Also Sprach Zarathusra and The Dance of The Sugar Plum Fairy - to mp3s that you can download.)
This comes from a high school science project on a Franciscan monk science web-site, so it must be true... (Stop laughing!)
Apparently, some kid in Virginia took two groups of mice and subjected one to 10 hours of classical music per day, and the other to 10 hours of hard rock per day. Both groups of mice were routinely sent through a maze and it was found that after 3 weeks, the classical music mice had cut their maze navigation time down by 85%. The times for the hard rock mice meanwhile had gone up by a dazed and confused 100%!...
The experiment would have gone on longer but unfortunately... all the hard rock mice killed each other.
Got a busy time-precious lifestyle? Get bored of a song after the first chorus? Suffer from ADHD? Well, this might be the compilation for you!...
In the tradition of those 50's stuntswhere college fraternities tried to see how many people they could stuff in a phone box, Stuart from World of Stuart has accomplished the impressive task of putting together a compilation of 100 songs that can fit on a single CD! (OK, its not an official release with copyright clearances; just one guy's playlist... But you've gotta salute the concept.)

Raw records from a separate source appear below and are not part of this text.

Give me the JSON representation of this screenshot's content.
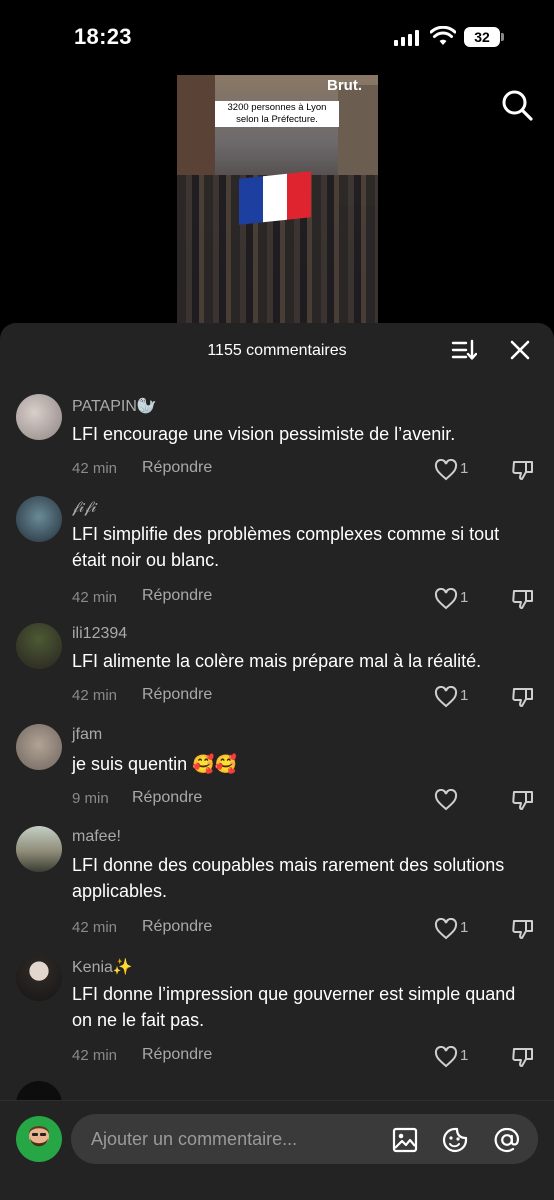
{
  "status_bar": {
    "time": "18:23",
    "battery": "32"
  },
  "video": {
    "caption": "3200 personnes à Lyon selon la Préfecture.",
    "brand": "Brut."
  },
  "comments_header": {
    "count_label": "1155 commentaires"
  },
  "comments": [
    {
      "username": "PATAPIN🦭",
      "text": "LFI encourage une vision pessimiste de l’avenir.",
      "time": "42 min",
      "reply": "Répondre",
      "likes": "1"
    },
    {
      "username": "𝒻𝒾𝒻𝒾",
      "text": "LFI simplifie des problèmes complexes comme si tout était noir ou blanc.",
      "time": "42 min",
      "reply": "Répondre",
      "likes": "1"
    },
    {
      "username": "ili12394",
      "text": "LFI alimente la colère mais prépare mal à la réalité.",
      "time": "42 min",
      "reply": "Répondre",
      "likes": "1"
    },
    {
      "username": "jfam",
      "text": "je suis quentin 🥰🥰",
      "time": "9 min",
      "reply": "Répondre",
      "likes": ""
    },
    {
      "username": "mafee!",
      "text": "LFI donne des coupables mais rarement des solutions applicables.",
      "time": "42 min",
      "reply": "Répondre",
      "likes": "1"
    },
    {
      "username": "Kenia✨",
      "text": "LFI donne l’impression que gouverner est simple quand on ne le fait pas.",
      "time": "42 min",
      "reply": "Répondre",
      "likes": "1"
    }
  ],
  "comment_input": {
    "placeholder": "Ajouter un commentaire..."
  },
  "icons": {
    "search": "search-icon",
    "sort": "sort-icon",
    "close": "close-icon",
    "like": "heart-icon",
    "dislike": "thumbs-down-icon",
    "image": "image-icon",
    "emoji": "emoji-icon",
    "mention": "at-icon"
  },
  "colors": {
    "sheet_bg": "#232323",
    "flag_blue": "#1d3fa0",
    "flag_white": "#ffffff",
    "flag_red": "#e0242f"
  }
}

The tracks, which are sourced from a variety of indie, punks, hip hop and comedy acts, vary in length from the positively sprawling 1 minute 26 second "Velocity Girl" by Primal Scream to the shortest song of all time,
"You Suffer" by Napalm Death, which clocks in at 1.47 seconds (including instrumental fadeout).

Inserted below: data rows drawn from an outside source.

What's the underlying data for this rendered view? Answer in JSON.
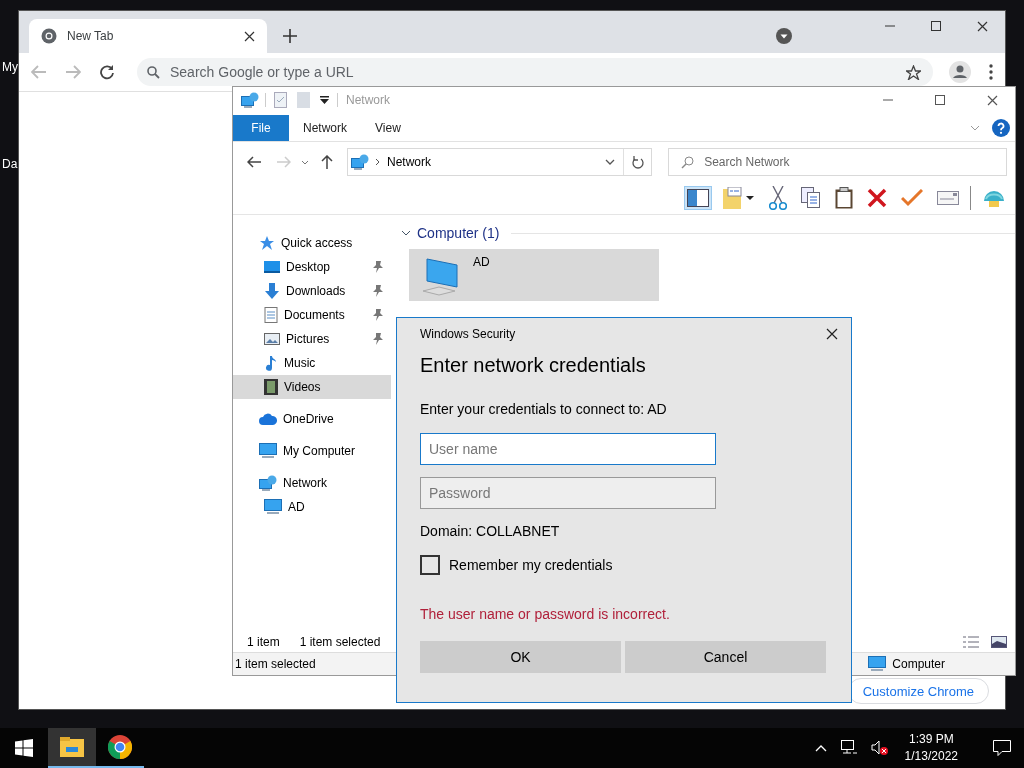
{
  "desktop": {
    "icons": [
      {
        "label": "My"
      },
      {
        "label": "Da"
      }
    ]
  },
  "browser": {
    "tabs": [
      {
        "title": "New Tab",
        "selected": true
      }
    ],
    "omnibox": {
      "placeholder": "Search Google or type a URL"
    },
    "customize_button": "Customize Chrome"
  },
  "explorer": {
    "title": "Network",
    "ribbon_tabs": [
      {
        "label": "File",
        "selected": true
      },
      {
        "label": "Network",
        "selected": false
      },
      {
        "label": "View",
        "selected": false
      }
    ],
    "address": {
      "path": "Network"
    },
    "search": {
      "placeholder": "Search Network"
    },
    "nav": [
      {
        "label": "Quick access",
        "kind": "star",
        "selected": false,
        "children": [
          {
            "label": "Desktop",
            "kind": "desktop",
            "pinned": true,
            "selected": false
          },
          {
            "label": "Downloads",
            "kind": "downloads",
            "pinned": true,
            "selected": false
          },
          {
            "label": "Documents",
            "kind": "documents",
            "pinned": true,
            "selected": false
          },
          {
            "label": "Pictures",
            "kind": "pictures",
            "pinned": true,
            "selected": false
          },
          {
            "label": "Music",
            "kind": "music",
            "pinned": false,
            "selected": false
          },
          {
            "label": "Videos",
            "kind": "videos",
            "pinned": false,
            "selected": true
          }
        ]
      },
      {
        "label": "OneDrive",
        "kind": "cloud",
        "selected": false
      },
      {
        "label": "My Computer",
        "kind": "computer",
        "selected": false
      },
      {
        "label": "Network",
        "kind": "network",
        "selected": false,
        "children": [
          {
            "label": "AD",
            "kind": "computer",
            "pinned": false,
            "selected": false
          }
        ]
      }
    ],
    "group": {
      "label": "Computer (1)",
      "expanded": true,
      "items": [
        {
          "label": "AD",
          "selected": true
        }
      ]
    },
    "status_bar": {
      "count": "1 item",
      "selection": "1 item selected"
    },
    "details_bar": {
      "selection": "1 item selected",
      "type": "Computer"
    }
  },
  "dialog": {
    "title": "Windows Security",
    "heading": "Enter network credentials",
    "prompt": "Enter your credentials to connect to: AD",
    "fields": [
      {
        "placeholder": "User name",
        "focused": true
      },
      {
        "placeholder": "Password",
        "focused": false
      }
    ],
    "domain": "Domain: COLLABNET",
    "remember": {
      "label": "Remember my credentials",
      "checked": false
    },
    "error": "The user name or password is incorrect.",
    "buttons": [
      "OK",
      "Cancel"
    ]
  },
  "taskbar": {
    "apps": [
      {
        "kind": "explorer",
        "selected": true
      },
      {
        "kind": "chrome",
        "selected": false
      }
    ],
    "time": "1:39 PM",
    "date": "1/13/2022"
  }
}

"I don't agree with copyright laws, and I don't have a problem with people downloading the movie and sharing it...as long as they're not trying to make a profit off my labor.... I make these movies and books and TV shows because I want things to change, and so the more people who get to see them, the better."
So said Micheal Moore recently when asked about illegal downloads of his box-office-topping doco Fahrenheit 9-11... And now the good people at Archive.org have decided to help facilitate this Mike-approved sharing of the movie by posting it on their website. Go there NOW and download it for free!
(Caveat: It IS a bootleg recorded by someone in a theatre with a handicam, so the quality isn't the best and there are a few scenes missing... Hopefully we'll see a full copy up on the site in the near future.)
(UPDATE: It seems that the file has been taken off the site. If your still keen to download it, there's a bit torrent file available here. You will, of course, need the Bit Torrent software to download it.)